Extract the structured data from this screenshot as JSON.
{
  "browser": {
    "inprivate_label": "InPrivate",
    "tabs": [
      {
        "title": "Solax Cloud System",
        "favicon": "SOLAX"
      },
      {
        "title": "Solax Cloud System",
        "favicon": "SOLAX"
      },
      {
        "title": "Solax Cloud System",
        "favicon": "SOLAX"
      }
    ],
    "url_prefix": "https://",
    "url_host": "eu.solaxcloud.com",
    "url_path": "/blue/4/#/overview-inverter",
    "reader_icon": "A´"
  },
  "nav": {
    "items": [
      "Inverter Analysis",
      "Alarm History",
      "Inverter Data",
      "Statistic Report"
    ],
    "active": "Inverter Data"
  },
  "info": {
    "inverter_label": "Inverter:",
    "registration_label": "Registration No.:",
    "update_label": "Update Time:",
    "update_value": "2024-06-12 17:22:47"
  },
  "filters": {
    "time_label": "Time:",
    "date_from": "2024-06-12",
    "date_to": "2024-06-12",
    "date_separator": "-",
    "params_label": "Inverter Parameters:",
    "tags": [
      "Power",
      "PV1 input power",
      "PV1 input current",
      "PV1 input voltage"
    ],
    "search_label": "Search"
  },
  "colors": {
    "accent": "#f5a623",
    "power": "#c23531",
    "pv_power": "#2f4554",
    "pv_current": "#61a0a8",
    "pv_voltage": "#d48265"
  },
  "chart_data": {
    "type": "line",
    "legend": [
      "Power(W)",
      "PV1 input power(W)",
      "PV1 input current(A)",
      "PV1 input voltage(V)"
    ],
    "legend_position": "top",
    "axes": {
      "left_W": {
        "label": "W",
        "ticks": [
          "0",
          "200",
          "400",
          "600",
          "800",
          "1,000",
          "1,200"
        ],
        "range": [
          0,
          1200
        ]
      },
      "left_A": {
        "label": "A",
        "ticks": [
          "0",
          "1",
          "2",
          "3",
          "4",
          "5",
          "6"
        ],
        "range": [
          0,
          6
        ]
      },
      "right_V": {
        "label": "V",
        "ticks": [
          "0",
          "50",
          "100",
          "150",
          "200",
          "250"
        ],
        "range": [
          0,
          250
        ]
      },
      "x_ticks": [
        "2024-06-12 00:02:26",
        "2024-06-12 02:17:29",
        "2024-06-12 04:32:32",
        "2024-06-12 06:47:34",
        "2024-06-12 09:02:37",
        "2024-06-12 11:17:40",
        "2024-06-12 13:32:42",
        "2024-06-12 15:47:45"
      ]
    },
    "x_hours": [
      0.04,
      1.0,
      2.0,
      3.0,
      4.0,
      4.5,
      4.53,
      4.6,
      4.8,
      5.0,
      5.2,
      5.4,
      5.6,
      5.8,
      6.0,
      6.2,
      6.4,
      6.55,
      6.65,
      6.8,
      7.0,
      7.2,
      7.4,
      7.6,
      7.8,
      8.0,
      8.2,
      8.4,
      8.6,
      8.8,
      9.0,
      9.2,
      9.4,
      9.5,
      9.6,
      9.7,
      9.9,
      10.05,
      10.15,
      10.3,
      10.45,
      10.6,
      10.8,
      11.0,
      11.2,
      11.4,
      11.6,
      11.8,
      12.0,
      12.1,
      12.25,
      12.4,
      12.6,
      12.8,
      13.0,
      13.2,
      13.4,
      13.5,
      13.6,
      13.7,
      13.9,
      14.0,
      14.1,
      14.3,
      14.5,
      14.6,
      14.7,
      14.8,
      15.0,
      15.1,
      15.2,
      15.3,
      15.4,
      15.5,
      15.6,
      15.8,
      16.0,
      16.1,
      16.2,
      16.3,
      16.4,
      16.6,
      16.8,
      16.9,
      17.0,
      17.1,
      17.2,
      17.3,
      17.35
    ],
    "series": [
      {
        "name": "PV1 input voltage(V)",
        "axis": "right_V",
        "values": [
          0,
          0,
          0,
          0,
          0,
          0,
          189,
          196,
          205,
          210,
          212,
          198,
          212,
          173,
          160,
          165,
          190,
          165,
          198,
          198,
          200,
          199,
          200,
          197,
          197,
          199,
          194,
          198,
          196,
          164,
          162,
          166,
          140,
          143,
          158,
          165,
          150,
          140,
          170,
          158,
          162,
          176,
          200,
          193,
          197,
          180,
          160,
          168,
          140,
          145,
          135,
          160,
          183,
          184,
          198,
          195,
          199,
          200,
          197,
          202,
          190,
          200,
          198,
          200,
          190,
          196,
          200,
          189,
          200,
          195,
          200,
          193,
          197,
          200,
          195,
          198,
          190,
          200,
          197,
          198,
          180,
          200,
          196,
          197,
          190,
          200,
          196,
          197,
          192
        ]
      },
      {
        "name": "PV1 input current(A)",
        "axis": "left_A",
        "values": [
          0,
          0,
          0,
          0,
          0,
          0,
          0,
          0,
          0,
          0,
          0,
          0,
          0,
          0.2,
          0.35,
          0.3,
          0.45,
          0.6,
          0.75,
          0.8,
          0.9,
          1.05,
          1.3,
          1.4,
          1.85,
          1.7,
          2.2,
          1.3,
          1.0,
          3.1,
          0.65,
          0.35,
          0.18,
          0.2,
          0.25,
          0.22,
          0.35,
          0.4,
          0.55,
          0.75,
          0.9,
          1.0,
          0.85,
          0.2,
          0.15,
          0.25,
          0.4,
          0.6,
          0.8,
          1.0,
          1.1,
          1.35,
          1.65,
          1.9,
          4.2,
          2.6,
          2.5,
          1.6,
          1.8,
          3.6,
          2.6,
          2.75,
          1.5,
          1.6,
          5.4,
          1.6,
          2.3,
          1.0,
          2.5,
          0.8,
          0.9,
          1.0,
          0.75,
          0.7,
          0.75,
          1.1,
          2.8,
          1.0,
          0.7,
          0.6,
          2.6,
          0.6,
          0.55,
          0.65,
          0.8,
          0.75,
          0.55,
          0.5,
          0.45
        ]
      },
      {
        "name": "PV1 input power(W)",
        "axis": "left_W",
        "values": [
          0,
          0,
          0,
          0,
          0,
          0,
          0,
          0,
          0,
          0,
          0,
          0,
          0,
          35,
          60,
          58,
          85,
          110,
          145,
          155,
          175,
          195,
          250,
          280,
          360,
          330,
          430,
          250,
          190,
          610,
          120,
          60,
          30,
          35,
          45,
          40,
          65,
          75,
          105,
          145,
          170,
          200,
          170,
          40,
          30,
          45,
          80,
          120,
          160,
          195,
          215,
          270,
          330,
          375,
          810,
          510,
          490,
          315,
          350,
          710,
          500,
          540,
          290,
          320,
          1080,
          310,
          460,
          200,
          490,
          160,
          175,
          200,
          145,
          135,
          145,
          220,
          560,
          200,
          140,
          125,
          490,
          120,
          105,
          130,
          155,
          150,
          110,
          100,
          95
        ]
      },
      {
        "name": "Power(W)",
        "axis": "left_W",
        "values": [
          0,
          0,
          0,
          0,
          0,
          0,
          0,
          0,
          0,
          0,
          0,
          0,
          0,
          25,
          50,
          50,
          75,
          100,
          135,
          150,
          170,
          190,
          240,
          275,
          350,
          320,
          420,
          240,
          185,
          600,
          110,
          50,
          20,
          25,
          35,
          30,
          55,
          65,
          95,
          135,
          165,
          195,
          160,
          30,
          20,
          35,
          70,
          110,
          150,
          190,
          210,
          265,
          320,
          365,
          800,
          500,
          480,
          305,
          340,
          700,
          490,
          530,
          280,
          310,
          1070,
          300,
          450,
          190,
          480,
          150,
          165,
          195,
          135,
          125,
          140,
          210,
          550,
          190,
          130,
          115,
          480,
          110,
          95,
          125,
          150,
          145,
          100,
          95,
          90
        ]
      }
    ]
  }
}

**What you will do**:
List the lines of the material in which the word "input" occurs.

**Result of the exercise**:
      "PV1 input power",
      "PV1 input current",
      "PV1 input voltage"
      "PV1 input power(W)",
      "PV1 input current(A)",
      "PV1 input voltage(V)"
        "name": "PV1 input voltage(V)",
        "name": "PV1 input current(A)",
        "name": "PV1 input power(W)",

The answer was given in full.